Instructions for the task
The lines you need are those holding the word "JSON"; pull them from the material.

Records supplied
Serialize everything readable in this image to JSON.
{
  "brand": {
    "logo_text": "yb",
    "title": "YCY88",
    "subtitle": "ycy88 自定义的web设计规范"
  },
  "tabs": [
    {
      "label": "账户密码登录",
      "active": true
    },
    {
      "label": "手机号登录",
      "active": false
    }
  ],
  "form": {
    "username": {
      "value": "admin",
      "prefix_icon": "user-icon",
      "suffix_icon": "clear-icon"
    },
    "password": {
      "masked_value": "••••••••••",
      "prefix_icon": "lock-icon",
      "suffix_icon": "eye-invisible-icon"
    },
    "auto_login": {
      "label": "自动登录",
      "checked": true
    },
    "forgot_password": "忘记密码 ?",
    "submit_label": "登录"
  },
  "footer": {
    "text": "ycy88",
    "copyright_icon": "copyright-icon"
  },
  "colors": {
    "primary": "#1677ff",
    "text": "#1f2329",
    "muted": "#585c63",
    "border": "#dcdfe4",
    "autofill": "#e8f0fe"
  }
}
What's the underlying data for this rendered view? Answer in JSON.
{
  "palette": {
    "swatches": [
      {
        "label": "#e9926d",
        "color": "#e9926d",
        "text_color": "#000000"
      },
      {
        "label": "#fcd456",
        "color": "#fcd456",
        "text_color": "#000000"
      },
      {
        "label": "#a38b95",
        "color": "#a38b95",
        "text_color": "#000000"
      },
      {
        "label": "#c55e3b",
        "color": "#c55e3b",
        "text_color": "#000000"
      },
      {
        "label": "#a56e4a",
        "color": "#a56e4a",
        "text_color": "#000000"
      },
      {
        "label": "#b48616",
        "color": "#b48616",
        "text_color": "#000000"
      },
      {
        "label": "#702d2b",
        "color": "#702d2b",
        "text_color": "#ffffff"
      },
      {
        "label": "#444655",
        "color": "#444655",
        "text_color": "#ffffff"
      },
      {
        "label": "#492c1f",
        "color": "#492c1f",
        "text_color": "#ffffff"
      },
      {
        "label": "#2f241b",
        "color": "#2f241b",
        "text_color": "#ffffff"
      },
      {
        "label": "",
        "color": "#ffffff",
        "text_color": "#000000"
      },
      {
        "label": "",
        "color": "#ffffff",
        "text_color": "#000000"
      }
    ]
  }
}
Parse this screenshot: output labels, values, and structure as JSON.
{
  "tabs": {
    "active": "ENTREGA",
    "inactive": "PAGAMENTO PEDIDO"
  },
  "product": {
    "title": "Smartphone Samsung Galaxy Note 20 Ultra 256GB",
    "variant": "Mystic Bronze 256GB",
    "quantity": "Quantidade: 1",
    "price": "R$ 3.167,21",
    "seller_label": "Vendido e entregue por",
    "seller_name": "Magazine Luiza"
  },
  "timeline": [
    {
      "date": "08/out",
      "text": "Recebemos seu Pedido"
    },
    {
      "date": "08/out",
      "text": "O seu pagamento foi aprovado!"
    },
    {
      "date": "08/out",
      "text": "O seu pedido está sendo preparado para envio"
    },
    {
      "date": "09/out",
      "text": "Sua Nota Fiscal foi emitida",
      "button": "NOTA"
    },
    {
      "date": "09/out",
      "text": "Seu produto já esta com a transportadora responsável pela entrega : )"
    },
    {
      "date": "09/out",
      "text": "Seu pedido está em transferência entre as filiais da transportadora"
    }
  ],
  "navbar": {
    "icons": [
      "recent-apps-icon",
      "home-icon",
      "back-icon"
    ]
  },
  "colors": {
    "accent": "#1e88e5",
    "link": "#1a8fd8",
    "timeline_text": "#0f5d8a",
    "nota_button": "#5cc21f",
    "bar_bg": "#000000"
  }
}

Solution
Serialize everything readable in this image to JSON.
What's the underlying data for this rendered view? Answer in JSON.
Parse this screenshot: output labels, values, and structure as JSON.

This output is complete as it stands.